> **Task details**:
Your answer should be every line of the records that contains the word "JSON", copied as it stands.

Stored entries
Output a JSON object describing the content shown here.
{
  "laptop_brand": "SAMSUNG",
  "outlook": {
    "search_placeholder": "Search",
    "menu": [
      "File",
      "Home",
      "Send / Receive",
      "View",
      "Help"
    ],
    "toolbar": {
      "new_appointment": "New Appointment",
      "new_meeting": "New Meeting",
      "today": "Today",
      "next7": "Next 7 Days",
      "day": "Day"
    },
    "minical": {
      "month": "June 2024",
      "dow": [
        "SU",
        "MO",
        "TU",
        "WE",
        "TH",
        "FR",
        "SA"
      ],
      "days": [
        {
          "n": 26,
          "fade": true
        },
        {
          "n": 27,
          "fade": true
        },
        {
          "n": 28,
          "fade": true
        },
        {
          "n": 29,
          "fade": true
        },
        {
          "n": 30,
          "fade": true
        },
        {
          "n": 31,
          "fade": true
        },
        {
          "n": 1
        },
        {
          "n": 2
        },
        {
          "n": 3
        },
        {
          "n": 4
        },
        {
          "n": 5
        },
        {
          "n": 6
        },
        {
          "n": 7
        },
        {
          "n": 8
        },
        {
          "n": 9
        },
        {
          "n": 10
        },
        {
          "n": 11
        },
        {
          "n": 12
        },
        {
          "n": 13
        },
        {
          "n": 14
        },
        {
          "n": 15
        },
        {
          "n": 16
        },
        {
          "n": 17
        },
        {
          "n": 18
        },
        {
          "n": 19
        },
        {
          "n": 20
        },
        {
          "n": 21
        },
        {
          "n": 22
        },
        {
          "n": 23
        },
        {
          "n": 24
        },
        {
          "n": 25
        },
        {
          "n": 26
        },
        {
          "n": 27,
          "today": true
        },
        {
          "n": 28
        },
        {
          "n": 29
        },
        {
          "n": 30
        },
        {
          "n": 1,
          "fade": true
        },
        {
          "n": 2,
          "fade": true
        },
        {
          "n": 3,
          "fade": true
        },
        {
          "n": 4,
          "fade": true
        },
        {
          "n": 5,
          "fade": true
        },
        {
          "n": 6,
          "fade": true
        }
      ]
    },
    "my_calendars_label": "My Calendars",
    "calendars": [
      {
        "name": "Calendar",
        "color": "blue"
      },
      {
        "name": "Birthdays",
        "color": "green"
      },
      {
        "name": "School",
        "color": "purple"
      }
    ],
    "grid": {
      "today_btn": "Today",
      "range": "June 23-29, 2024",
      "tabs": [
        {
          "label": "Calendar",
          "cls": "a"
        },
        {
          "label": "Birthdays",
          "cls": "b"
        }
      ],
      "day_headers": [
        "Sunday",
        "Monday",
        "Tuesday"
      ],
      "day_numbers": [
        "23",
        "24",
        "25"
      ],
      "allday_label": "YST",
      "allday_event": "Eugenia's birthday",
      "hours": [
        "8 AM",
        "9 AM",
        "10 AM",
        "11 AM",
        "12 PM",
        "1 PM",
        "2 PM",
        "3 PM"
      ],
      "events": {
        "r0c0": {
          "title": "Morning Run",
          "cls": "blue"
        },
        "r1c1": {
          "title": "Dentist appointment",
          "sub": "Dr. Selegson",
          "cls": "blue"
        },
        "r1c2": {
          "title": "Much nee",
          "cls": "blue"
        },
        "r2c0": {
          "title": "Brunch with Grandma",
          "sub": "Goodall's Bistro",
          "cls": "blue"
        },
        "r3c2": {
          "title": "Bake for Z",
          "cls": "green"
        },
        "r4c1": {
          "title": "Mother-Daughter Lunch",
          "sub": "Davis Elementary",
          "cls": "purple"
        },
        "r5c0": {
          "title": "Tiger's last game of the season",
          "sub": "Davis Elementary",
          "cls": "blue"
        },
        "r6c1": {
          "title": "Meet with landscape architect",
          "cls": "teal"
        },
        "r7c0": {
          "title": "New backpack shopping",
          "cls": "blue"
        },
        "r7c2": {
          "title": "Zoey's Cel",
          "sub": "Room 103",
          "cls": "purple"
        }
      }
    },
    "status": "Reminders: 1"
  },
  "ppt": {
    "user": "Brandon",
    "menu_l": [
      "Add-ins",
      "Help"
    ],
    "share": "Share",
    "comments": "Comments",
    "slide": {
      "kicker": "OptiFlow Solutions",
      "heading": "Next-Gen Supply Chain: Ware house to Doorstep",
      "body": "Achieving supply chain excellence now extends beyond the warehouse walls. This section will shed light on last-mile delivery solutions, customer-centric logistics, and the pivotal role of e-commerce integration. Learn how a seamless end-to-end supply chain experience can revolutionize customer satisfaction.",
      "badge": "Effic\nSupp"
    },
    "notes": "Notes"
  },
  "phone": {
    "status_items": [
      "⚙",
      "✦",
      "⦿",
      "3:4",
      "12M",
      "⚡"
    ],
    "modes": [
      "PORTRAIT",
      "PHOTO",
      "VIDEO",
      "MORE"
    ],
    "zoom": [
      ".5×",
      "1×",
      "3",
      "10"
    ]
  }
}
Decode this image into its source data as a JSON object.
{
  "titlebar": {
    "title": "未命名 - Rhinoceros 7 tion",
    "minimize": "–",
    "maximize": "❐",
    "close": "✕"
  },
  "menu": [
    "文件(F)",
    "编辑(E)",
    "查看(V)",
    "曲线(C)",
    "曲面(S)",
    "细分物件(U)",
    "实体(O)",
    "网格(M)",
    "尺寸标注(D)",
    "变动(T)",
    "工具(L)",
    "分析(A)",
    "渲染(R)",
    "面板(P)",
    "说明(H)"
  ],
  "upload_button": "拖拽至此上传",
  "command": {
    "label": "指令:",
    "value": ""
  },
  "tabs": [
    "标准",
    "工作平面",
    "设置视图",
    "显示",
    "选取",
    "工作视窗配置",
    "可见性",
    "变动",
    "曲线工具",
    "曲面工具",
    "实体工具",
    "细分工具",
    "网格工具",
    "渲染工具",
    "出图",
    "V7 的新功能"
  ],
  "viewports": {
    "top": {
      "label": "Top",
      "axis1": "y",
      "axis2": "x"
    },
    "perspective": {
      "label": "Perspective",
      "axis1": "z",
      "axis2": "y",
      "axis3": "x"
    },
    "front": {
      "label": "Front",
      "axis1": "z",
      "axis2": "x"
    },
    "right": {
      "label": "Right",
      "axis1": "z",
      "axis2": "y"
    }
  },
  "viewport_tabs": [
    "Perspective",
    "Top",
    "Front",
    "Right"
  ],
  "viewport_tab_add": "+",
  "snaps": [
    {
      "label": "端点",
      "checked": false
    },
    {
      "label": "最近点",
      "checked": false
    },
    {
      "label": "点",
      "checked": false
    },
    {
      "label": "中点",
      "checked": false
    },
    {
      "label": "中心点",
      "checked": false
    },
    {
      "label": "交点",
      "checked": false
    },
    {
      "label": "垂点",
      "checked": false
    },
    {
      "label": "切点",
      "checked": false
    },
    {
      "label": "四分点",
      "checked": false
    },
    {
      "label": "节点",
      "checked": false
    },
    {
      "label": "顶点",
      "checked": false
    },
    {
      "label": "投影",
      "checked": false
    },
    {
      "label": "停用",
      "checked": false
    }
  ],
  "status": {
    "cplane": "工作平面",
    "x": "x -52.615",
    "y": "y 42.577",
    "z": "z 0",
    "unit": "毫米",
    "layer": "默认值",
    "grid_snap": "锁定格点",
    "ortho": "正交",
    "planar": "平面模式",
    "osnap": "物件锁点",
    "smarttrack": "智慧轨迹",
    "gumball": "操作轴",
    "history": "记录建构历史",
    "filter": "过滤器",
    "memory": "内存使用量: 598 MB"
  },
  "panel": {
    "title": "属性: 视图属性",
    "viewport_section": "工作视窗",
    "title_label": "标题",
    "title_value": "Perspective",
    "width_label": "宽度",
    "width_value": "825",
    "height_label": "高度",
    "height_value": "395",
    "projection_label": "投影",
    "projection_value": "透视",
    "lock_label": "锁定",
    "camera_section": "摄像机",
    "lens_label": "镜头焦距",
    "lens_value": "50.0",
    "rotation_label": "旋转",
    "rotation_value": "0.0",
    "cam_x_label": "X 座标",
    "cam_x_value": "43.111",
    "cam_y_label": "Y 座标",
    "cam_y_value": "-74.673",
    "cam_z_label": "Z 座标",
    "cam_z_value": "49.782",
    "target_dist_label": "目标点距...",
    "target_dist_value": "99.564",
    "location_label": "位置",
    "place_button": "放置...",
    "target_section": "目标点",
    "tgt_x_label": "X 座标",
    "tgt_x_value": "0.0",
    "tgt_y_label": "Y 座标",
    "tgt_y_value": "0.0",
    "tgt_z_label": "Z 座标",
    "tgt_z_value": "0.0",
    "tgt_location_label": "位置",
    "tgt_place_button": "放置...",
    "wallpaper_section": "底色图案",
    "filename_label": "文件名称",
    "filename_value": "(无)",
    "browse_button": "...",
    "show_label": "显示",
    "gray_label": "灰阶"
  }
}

> **Exercise solution**:
Output a JSON object describing the content shown here.
Decode this image into its source data as a JSON object.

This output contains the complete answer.